One of the school system's top increased spending requests is for higher teacher salaries, an issue Tomback said has been exacerbated with reduced state funding for local schools and the attempt by the governor and legislature to shift teacher pension costs to the counties.
"We do believe this will be four years with no raises," he said.
Lisanti asked who establishes timelines on the union negotiations and contract agreements and was told the timeline can be changed by the school system. She said that timing needs to be seriously reconsidered.
"That is a systemic problem, in my mind," she said. "If there is one thing that could clarify that or streamline it, it would be to look at that timeline and make it consistent with the budgeting process."
Boniface also told school officials he did not want a repeat of past misunderstandings over the operating budget and negotiated union contracts.
"If there is something you have concerns in this operating budget, the best way to do that is through communication," he said. "Let's not go down this road again."
Vision for services
Aside from the budget conundrum, council members had some questions Thursday about the school system's overall operations.
Lisanti asked Tomback about his vision for the delivery of services to students, which prompted the superintendent to defend the priority of serving students above the circumstances of a difficult economy.
"In times of potential economic contraction, in times of economic uncertainty, we in the school system can get lost in all of that. We can feel bewildered in all of that," he said.

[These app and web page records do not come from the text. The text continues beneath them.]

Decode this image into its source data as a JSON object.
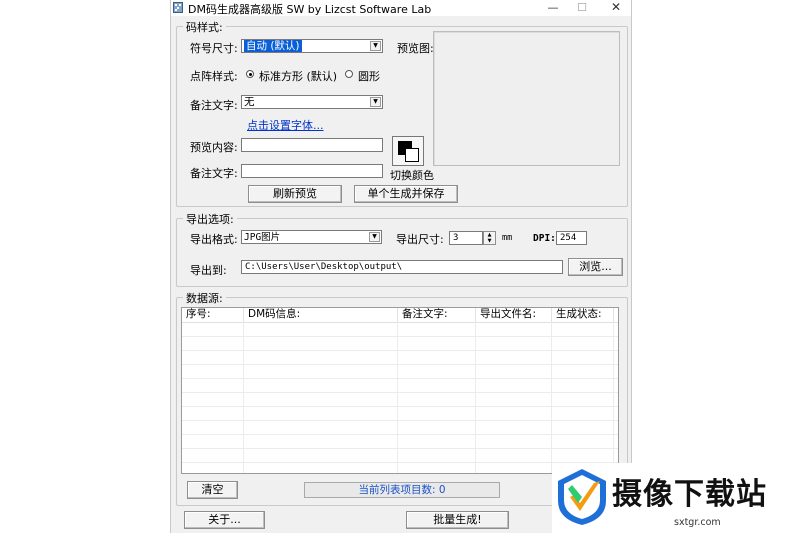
{
  "window": {
    "title": "DM码生成器高级版 SW  by Lizcst Software Lab",
    "min_glyph": "—",
    "max_glyph": "☐",
    "close_glyph": "✕"
  },
  "code_style": {
    "legend": "码样式:",
    "symbol_size_label": "符号尺寸:",
    "symbol_size_value": "自动 (默认)",
    "dot_style_label": "点阵样式:",
    "dot_square_label": "标准方形 (默认)",
    "dot_circle_label": "圆形",
    "note_text_label": "备注文字:",
    "note_text_value": "无",
    "font_link": "点击设置字体...",
    "preview_content_label": "预览内容:",
    "preview_content_value": "",
    "note_text2_label": "备注文字:",
    "note_text2_value": "",
    "color_button_label": "切换颜色",
    "refresh_button": "刷新预览",
    "save_single_button": "单个生成并保存",
    "preview_label": "预览图:"
  },
  "export": {
    "legend": "导出选项:",
    "format_label": "导出格式:",
    "format_value": "JPG图片",
    "size_label": "导出尺寸:",
    "size_value": "3",
    "size_unit": "mm",
    "dpi_label": "DPI:",
    "dpi_value": "254",
    "path_label": "导出到:",
    "path_value": "C:\\Users\\User\\Desktop\\output\\",
    "browse_button": "浏览..."
  },
  "datasource": {
    "legend": "数据源:",
    "columns": [
      "序号:",
      "DM码信息:",
      "备注文字:",
      "导出文件名:",
      "生成状态:"
    ],
    "clear_button": "清空",
    "status_text": "当前列表项目数: 0"
  },
  "footer": {
    "about_button": "关于...",
    "batch_button": "批量生成!"
  },
  "watermark": {
    "brand": "摄像下载站",
    "url": "sxtgr.com"
  },
  "colors": {
    "window_bg": "#f0f0f0",
    "selection": "#0a5fd8",
    "link": "#0033cc",
    "status_text": "#1a52c9"
  }
}
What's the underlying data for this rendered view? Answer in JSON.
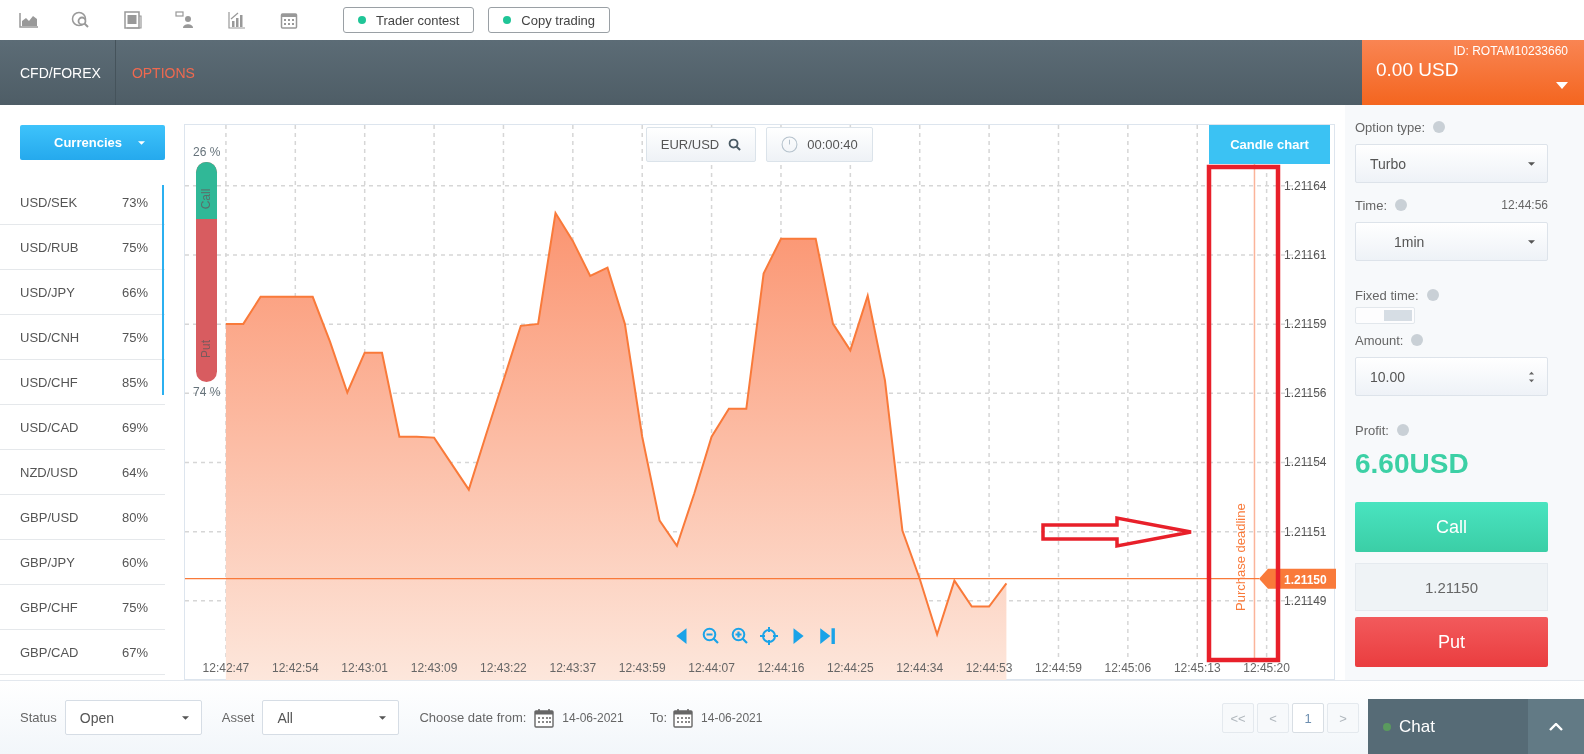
{
  "toolbar": {
    "buttons": [
      {
        "label": "Trader contest"
      },
      {
        "label": "Copy trading"
      }
    ]
  },
  "nav": {
    "tabs": [
      {
        "label": "CFD/FOREX",
        "selected": false
      },
      {
        "label": "OPTIONS",
        "selected": true
      }
    ]
  },
  "account": {
    "id": "ID: ROTAM10233660",
    "balance": "0.00 USD"
  },
  "sidebar": {
    "dropdown": "Currencies",
    "items": [
      {
        "name": "USD/SEK",
        "payout": "73%"
      },
      {
        "name": "USD/RUB",
        "payout": "75%"
      },
      {
        "name": "USD/JPY",
        "payout": "66%"
      },
      {
        "name": "USD/CNH",
        "payout": "75%"
      },
      {
        "name": "USD/CHF",
        "payout": "85%"
      },
      {
        "name": "USD/CAD",
        "payout": "69%"
      },
      {
        "name": "NZD/USD",
        "payout": "64%"
      },
      {
        "name": "GBP/USD",
        "payout": "80%"
      },
      {
        "name": "GBP/JPY",
        "payout": "60%"
      },
      {
        "name": "GBP/CHF",
        "payout": "75%"
      },
      {
        "name": "GBP/CAD",
        "payout": "67%"
      }
    ]
  },
  "chart": {
    "symbol": "EUR/USD",
    "timer": "00:00:40",
    "view_button": "Candle chart",
    "sentiment": {
      "call_label": "Call",
      "put_label": "Put",
      "call_percent": "26 %",
      "put_percent": "74 %",
      "level": 0.26
    },
    "deadline_label": "Purchase deadline",
    "chart_data": {
      "type": "area",
      "grid": true,
      "ylim": [
        1.211461,
        1.211662
      ],
      "categories": [
        null,
        null,
        "12:42:47",
        null,
        null,
        null,
        "12:42:54",
        null,
        null,
        null,
        "12:43:01",
        null,
        null,
        null,
        "12:43:09",
        null,
        null,
        null,
        "12:43:22",
        null,
        null,
        null,
        "12:43:37",
        null,
        null,
        null,
        "12:43:59",
        null,
        null,
        null,
        "12:44:07",
        null,
        null,
        null,
        "12:44:16",
        null,
        null,
        null,
        "12:44:25",
        null,
        null,
        null,
        "12:44:34",
        null,
        null,
        null,
        "12:44:53",
        null,
        null,
        null,
        "12:44:59",
        null,
        null,
        null,
        "12:45:06",
        null,
        null,
        null,
        "12:45:13",
        null,
        null,
        null,
        "12:45:20",
        null,
        null
      ],
      "series": [
        {
          "color": "#f97a3a",
          "values": [
            null,
            null,
            1.2115901,
            1.2115901,
            1.2115999,
            1.2115999,
            1.2115999,
            1.2115999,
            1.2115837,
            1.2115653,
            1.2115797,
            1.2115797,
            1.2115493,
            1.2115493,
            1.211549,
            1.2115396,
            1.2115302,
            1.2115501,
            1.2115697,
            1.2115894,
            1.2115901,
            1.2116302,
            1.2116201,
            1.2116074,
            1.2116104,
            1.2115901,
            1.2115493,
            1.211519,
            1.2115099,
            1.2115287,
            1.2115493,
            1.2115594,
            1.2115594,
            1.2116083,
            1.2116209,
            1.2116209,
            1.2116209,
            1.2115901,
            1.2115805,
            1.2116003,
            1.2115696,
            1.2115154,
            1.211498,
            1.2114778,
            1.2114973,
            1.2114879,
            1.2114879,
            1.2114963,
            null,
            null,
            null,
            null,
            null,
            null,
            null,
            null,
            null,
            null,
            null,
            null,
            null,
            null,
            null,
            null,
            null
          ]
        }
      ],
      "yticks": [
        {
          "value": 1.21164,
          "label": "1.21164"
        },
        {
          "value": 1.211615,
          "label": "1.21161"
        },
        {
          "value": 1.21159,
          "label": "1.21159"
        },
        {
          "value": 1.211565,
          "label": "1.21156"
        },
        {
          "value": 1.21154,
          "label": "1.21154"
        },
        {
          "value": 1.211515,
          "label": "1.21151"
        },
        {
          "value": 1.21149,
          "label": "1.21149"
        }
      ],
      "ref_lines": [
        {
          "axis": "y",
          "value": 1.211498,
          "label": "1.21150"
        }
      ]
    }
  },
  "trade_panel": {
    "option_type": {
      "label": "Option type:",
      "value": "Turbo"
    },
    "time": {
      "label": "Time:",
      "clock": "12:44:56",
      "value": "1min"
    },
    "fixed_time": {
      "label": "Fixed time:",
      "on": false
    },
    "amount": {
      "label": "Amount:",
      "value": "10.00"
    },
    "profit": {
      "label": "Profit:",
      "value": "6.60USD"
    },
    "call_button": "Call",
    "strike": "1.21150",
    "put_button": "Put"
  },
  "filters": {
    "selects": [
      {
        "label": "Status",
        "value": "Open"
      },
      {
        "label": "Asset",
        "value": "All"
      }
    ],
    "date_from_label": "Choose date from:",
    "date_from": "14-06-2021",
    "date_to_label": "To:",
    "date_to": "14-06-2021"
  },
  "pagination": [
    {
      "label": "<<",
      "selected": false
    },
    {
      "label": "<",
      "selected": false
    },
    {
      "label": "1",
      "selected": true
    },
    {
      "label": ">",
      "selected": false
    }
  ],
  "chat": {
    "label": "Chat",
    "online": true
  }
}
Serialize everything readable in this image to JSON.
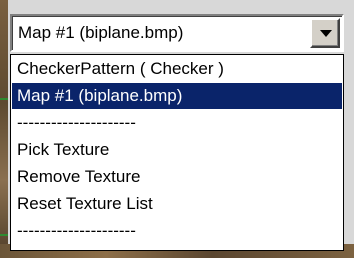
{
  "combo": {
    "value": "Map #1 (biplane.bmp)",
    "button_icon": "chevron-down-icon"
  },
  "dropdown": {
    "items": [
      {
        "label": "CheckerPattern  ( Checker )",
        "selected": false
      },
      {
        "label": "Map #1 (biplane.bmp)",
        "selected": true
      },
      {
        "label": "---------------------",
        "selected": false
      },
      {
        "label": "Pick Texture",
        "selected": false
      },
      {
        "label": "Remove Texture",
        "selected": false
      },
      {
        "label": "Reset Texture List",
        "selected": false
      },
      {
        "label": "---------------------",
        "selected": false
      }
    ],
    "selection_color": "#0a246a"
  }
}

"We can allow ourselves to become weighted down by all of these concerns, because you haven't even touched on those things that are critical in the things we are looking at in the field of education," he said. "If we allow ourselves to do that, we will lose our way and we will do a disservice to every one of our almost 39,000 students."
Tomback said he tells teachers, when students are getting off buses in the morning: "Just look out of the window. Look at every one of those boys and girls getting off those school buses. That is where our focus is."
"We must be very clear as to what our mission is and how we're going to get there," he continued. "The standard for achievement continues to rise, as [it] should. It's a challenge that every one of our employees understands."
Instead of "wring[ing] our hands," Tomback said officials must decide what to do.
"This is the budget we believe we need to accomplish our mission. We understand there are fiscal realities," he said.
Food service questions
Another issue raised by the council about the school operating budget was food service, which shows items like ice cream and ostensibly less healthy foods receiving increased funding.
"It just seems inconsistent," Councilman Dick Slutzky said, noting schools have a movement to improve nutrition.
School administration chief Joe Licata said items like ice cream must be provided in addition to healthier foods because students still want ice cream.
"If they don't buy anything, then there will be no food services," he said.
"I absolutely, unequivocally reject the idea that we have to have bad foods to sell to children because that is what they want," Lisanti said. "That is philosophically wrong."
"We never said we have to have 'bad food.' We never said 'bad food,'" Licata replied.
"I just think: healthy mind, healthy body," Lisanti said. "That is a philosophical belief, and I just wish school [officials] here would think about that, too."Copyright © 2015, The Baltimore Sun